Consider, if you will, the situation. To execute their diabolical scheme Hapsburg and his fellow conspirators merely need to keep four men out of the hotel. The four men are Drebin, Ed, the real Dr. Meinheimer, and Nordberg. Or, to say it another way, two older men, a man in a wheelchair, and a guy that kinda looks like O.J. Simpson. Now this mariachi band has, for reasons unknown to anyone, taken the stage. This mariachi band comprised of....two older men, a man in a wheelchair and a guy that kinda looks like O.J. Simpson.

What's even better is the look on Hapsburg's face clearly indicates this mariachi band was not on the agenda and so he can't quite figure out why they're playing yet, at the same time, he is also unable to deduce that, in fact, this quartet is made up of two older men, a man in a wheelchair and a guy that kinda looks like O.J. Simpson. Meanwhile Jane, seated to his right, does realize, though it takes her fifty seconds - fifty! - that this is Frank and his cohorts, goes to cover her mouth in shock but, afraid Hapsburg will pick up on it, glances at him as she lowers her hand. And still Hapsburg is clueless.

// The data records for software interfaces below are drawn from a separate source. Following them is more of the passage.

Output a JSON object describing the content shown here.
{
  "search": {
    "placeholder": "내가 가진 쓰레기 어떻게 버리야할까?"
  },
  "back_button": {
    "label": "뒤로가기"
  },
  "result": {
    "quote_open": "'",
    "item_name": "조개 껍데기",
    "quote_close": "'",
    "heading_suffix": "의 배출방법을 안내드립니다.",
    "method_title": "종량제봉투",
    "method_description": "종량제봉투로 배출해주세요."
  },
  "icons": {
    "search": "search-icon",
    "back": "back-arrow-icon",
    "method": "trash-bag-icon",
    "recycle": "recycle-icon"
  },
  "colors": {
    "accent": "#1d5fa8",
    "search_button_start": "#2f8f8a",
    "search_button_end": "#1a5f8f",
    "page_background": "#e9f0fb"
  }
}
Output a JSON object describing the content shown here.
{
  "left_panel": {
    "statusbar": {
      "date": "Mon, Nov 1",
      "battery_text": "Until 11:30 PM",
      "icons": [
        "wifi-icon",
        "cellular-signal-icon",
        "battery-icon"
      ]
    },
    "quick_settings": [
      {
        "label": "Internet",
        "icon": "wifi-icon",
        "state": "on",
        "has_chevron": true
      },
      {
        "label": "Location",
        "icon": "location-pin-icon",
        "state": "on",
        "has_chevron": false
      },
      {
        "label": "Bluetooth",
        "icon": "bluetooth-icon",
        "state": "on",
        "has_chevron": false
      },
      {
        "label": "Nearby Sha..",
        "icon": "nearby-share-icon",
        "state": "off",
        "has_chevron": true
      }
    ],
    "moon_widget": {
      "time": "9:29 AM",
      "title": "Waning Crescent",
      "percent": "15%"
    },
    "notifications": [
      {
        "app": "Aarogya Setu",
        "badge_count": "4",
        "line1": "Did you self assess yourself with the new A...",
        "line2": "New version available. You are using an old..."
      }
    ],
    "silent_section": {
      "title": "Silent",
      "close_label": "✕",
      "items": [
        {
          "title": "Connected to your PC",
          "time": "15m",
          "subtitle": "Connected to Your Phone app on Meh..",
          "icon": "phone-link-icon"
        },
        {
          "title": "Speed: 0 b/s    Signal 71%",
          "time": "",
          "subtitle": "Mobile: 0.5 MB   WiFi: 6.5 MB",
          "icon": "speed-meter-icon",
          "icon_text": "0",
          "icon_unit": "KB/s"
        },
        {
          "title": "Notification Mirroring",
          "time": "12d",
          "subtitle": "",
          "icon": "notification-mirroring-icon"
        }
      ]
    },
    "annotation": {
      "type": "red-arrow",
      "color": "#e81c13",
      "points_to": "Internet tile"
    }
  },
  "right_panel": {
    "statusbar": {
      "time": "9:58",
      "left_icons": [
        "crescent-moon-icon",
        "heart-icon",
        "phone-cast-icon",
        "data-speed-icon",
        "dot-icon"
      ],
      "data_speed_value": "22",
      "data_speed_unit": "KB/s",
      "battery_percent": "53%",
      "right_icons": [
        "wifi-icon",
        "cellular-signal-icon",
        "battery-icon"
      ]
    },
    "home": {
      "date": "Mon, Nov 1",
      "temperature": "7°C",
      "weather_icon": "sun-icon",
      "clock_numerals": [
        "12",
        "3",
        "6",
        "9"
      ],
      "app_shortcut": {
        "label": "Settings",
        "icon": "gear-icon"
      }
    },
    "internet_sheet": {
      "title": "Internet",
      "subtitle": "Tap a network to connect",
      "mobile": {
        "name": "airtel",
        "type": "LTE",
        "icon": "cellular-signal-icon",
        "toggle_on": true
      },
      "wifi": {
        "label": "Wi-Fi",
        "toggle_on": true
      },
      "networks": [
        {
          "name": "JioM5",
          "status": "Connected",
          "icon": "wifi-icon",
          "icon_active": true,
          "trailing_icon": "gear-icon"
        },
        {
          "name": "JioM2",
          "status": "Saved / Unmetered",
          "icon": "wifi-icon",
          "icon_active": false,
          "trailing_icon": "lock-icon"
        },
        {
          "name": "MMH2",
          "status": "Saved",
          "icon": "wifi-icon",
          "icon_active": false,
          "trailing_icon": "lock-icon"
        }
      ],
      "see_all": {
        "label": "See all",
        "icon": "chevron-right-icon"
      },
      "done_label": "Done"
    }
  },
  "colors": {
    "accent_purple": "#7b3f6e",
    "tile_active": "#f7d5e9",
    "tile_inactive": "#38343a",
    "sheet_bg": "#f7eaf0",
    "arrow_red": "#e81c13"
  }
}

Now I know what you're thinking. "Uh, Nick, what movie do you think you're watching here? This is 'The Naked Gun 2 1/2'. Of course, he's not going to figure out who they are." And I know. I understand. I'm the most anti real world movie fan there is. If someone is whining about how Leo didn't get on the board with Kate at the end of "Titanic" and I have access to a mallet then in all likelihood that someone is getting hit with the mallet. But the more I think about this scene from the real world perspective, the more it makes me laugh. It's absolutely hilarious! HOW CAN NO ONE KNOW WHO THEY ARE???!!! This scene works best when considered with a completely straight face.

But is it that precise necessity to look at this sequence that I love so much from a real world perspective that ruins it in the end? Lindsay Lohan has become an alcohol-monitor-on-her-ankle wild child but does her presence in "Prairie Home Companion", my favorite film of 2006, ruin it? I fervently adore "Gattaca" but does the eventual terribly bad breakup between Ethan Hawke and Uma Thurman (the film's stars) ruin it? Lawrence Phillips went on to assault two women and run over some kids with his car and is currently serving time in jail but does his presence in my beloved Nebraska Cornhukers' 1995 Orange Bowl win ruin it?

I honestly don't think so. I watch that clip of the Drebin-infused "Besame Mucho" now and I laugh. Then again, as O.J. steps forward to belt out those last notes on trumpet, I still can't help but think, "Why couldn't this have been a different football player?"


Wretched Genius said...

"Like a midget at a urinal, I was going to have to stay on my toes."

Nick Prigge said...

"Well, well, it looks like the cows have come home to roost."